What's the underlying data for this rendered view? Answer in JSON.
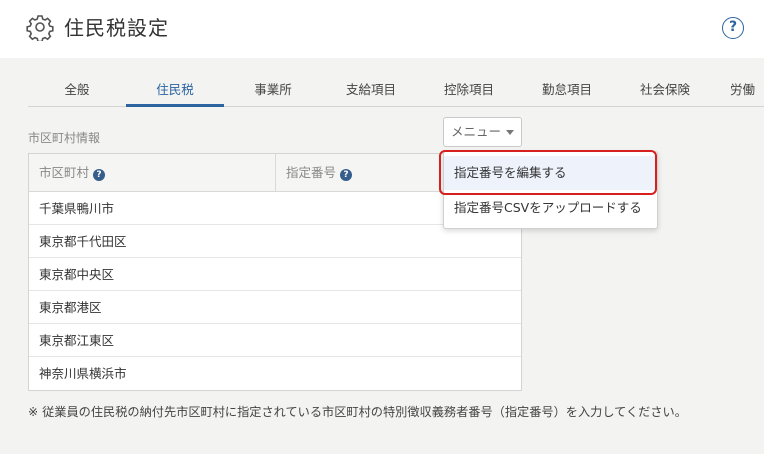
{
  "header": {
    "title": "住民税設定",
    "help_label": "?"
  },
  "tabs": [
    {
      "label": "全般"
    },
    {
      "label": "住民税"
    },
    {
      "label": "事業所"
    },
    {
      "label": "支給項目"
    },
    {
      "label": "控除項目"
    },
    {
      "label": "勤怠項目"
    },
    {
      "label": "社会保険"
    },
    {
      "label": "労働"
    }
  ],
  "section": {
    "label": "市区町村情報"
  },
  "menu": {
    "label": "メニュー",
    "items": [
      {
        "label": "指定番号を編集する"
      },
      {
        "label": "指定番号CSVをアップロードする"
      }
    ]
  },
  "table": {
    "headers": [
      {
        "label": "市区町村"
      },
      {
        "label": "指定番号"
      }
    ],
    "rows": [
      {
        "city": "千葉県鴨川市",
        "number": ""
      },
      {
        "city": "東京都千代田区",
        "number": ""
      },
      {
        "city": "東京都中央区",
        "number": ""
      },
      {
        "city": "東京都港区",
        "number": ""
      },
      {
        "city": "東京都江東区",
        "number": ""
      },
      {
        "city": "神奈川県横浜市",
        "number": ""
      }
    ]
  },
  "note": "※ 従業員の住民税の納付先市区町村に指定されている市区町村の特別徴収義務者番号（指定番号）を入力してください。",
  "colors": {
    "accent": "#2b64a0",
    "highlight": "#d62020",
    "background": "#f3f3f1"
  }
}
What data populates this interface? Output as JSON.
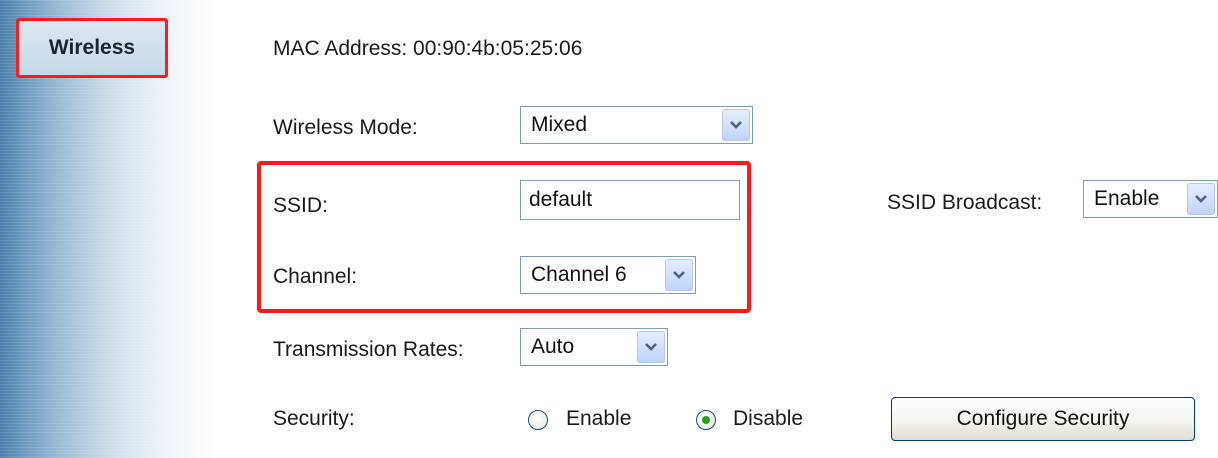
{
  "sidebar": {
    "active_tab": "Wireless"
  },
  "mac_address": {
    "text": "MAC Address: 00:90:4b:05:25:06"
  },
  "wireless_mode": {
    "label": "Wireless Mode:",
    "value": "Mixed"
  },
  "ssid": {
    "label": "SSID:",
    "value": "default"
  },
  "ssid_broadcast": {
    "label": "SSID Broadcast:",
    "value": "Enable"
  },
  "channel": {
    "label": "Channel:",
    "value": "Channel 6"
  },
  "transmission_rates": {
    "label": "Transmission Rates:",
    "value": "Auto"
  },
  "security": {
    "label": "Security:",
    "options": [
      {
        "label": "Enable",
        "checked": false
      },
      {
        "label": "Disable",
        "checked": true
      }
    ],
    "configure_button": "Configure Security"
  },
  "colors": {
    "highlight": "#ff1a1a",
    "radio_checked": "#21a121"
  },
  "icons": {
    "dropdown": "chevron-down-icon"
  }
}
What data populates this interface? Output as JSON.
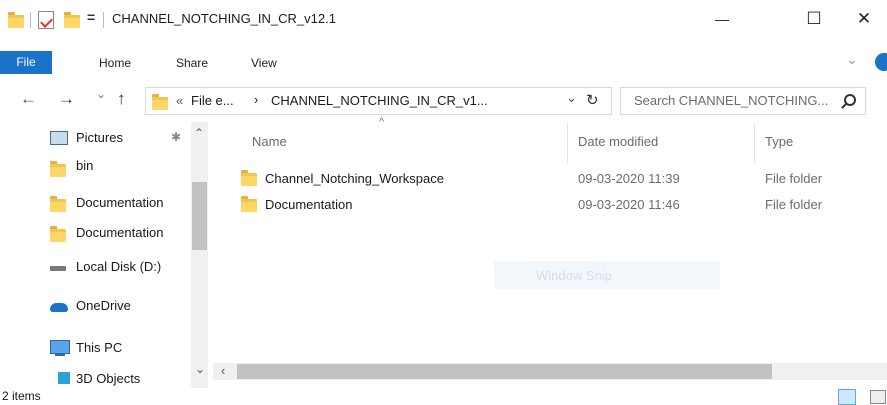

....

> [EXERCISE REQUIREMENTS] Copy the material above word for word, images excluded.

> [RESPONSE BOX]
What's the underlying data for this rendered view? Answer in JSON.
{
  "header": {
    "title": "住民税設定",
    "help_label": "?"
  },
  "tabs": [
    {
      "label": "全般"
    },
    {
      "label": "住民税"
    },
    {
      "label": "事業所"
    },
    {
      "label": "支給項目"
    },
    {
      "label": "控除項目"
    },
    {
      "label": "勤怠項目"
    },
    {
      "label": "社会保険"
    },
    {
      "label": "労働"
    }
  ],
  "section": {
    "label": "市区町村情報"
  },
  "menu": {
    "label": "メニュー",
    "items": [
      {
        "label": "指定番号を編集する"
      },
      {
        "label": "指定番号CSVをアップロードする"
      }
    ]
  },
  "table": {
    "headers": [
      {
        "label": "市区町村"
      },
      {
        "label": "指定番号"
      }
    ],
    "rows": [
      {
        "city": "千葉県鴨川市",
        "number": ""
      },
      {
        "city": "東京都千代田区",
        "number": ""
      },
      {
        "city": "東京都中央区",
        "number": ""
      },
      {
        "city": "東京都港区",
        "number": ""
      },
      {
        "city": "東京都江東区",
        "number": ""
      },
      {
        "city": "神奈川県横浜市",
        "number": ""
      }
    ]
  },
  "note": "※ 従業員の住民税の納付先市区町村に指定されている市区町村の特別徴収義務者番号（指定番号）を入力してください。",
  "colors": {
    "accent": "#2b64a0",
    "highlight": "#d62020",
    "background": "#f3f3f1"
  }
}
What data populates this interface? Output as JSON.
{
  "sidebar": {
    "active_tab": "Wireless"
  },
  "mac_address": {
    "text": "MAC Address: 00:90:4b:05:25:06"
  },
  "wireless_mode": {
    "label": "Wireless Mode:",
    "value": "Mixed"
  },
  "ssid": {
    "label": "SSID:",
    "value": "default"
  },
  "ssid_broadcast": {
    "label": "SSID Broadcast:",
    "value": "Enable"
  },
  "channel": {
    "label": "Channel:",
    "value": "Channel 6"
  },
  "transmission_rates": {
    "label": "Transmission Rates:",
    "value": "Auto"
  },
  "security": {
    "label": "Security:",
    "options": [
      {
        "label": "Enable",
        "checked": false
      },
      {
        "label": "Disable",
        "checked": true
      }
    ],
    "configure_button": "Configure Security"
  },
  "colors": {
    "highlight": "#ff1a1a",
    "radio_checked": "#21a121"
  },
  "icons": {
    "dropdown": "chevron-down-icon"
  }
}
What data populates this interface? Output as JSON.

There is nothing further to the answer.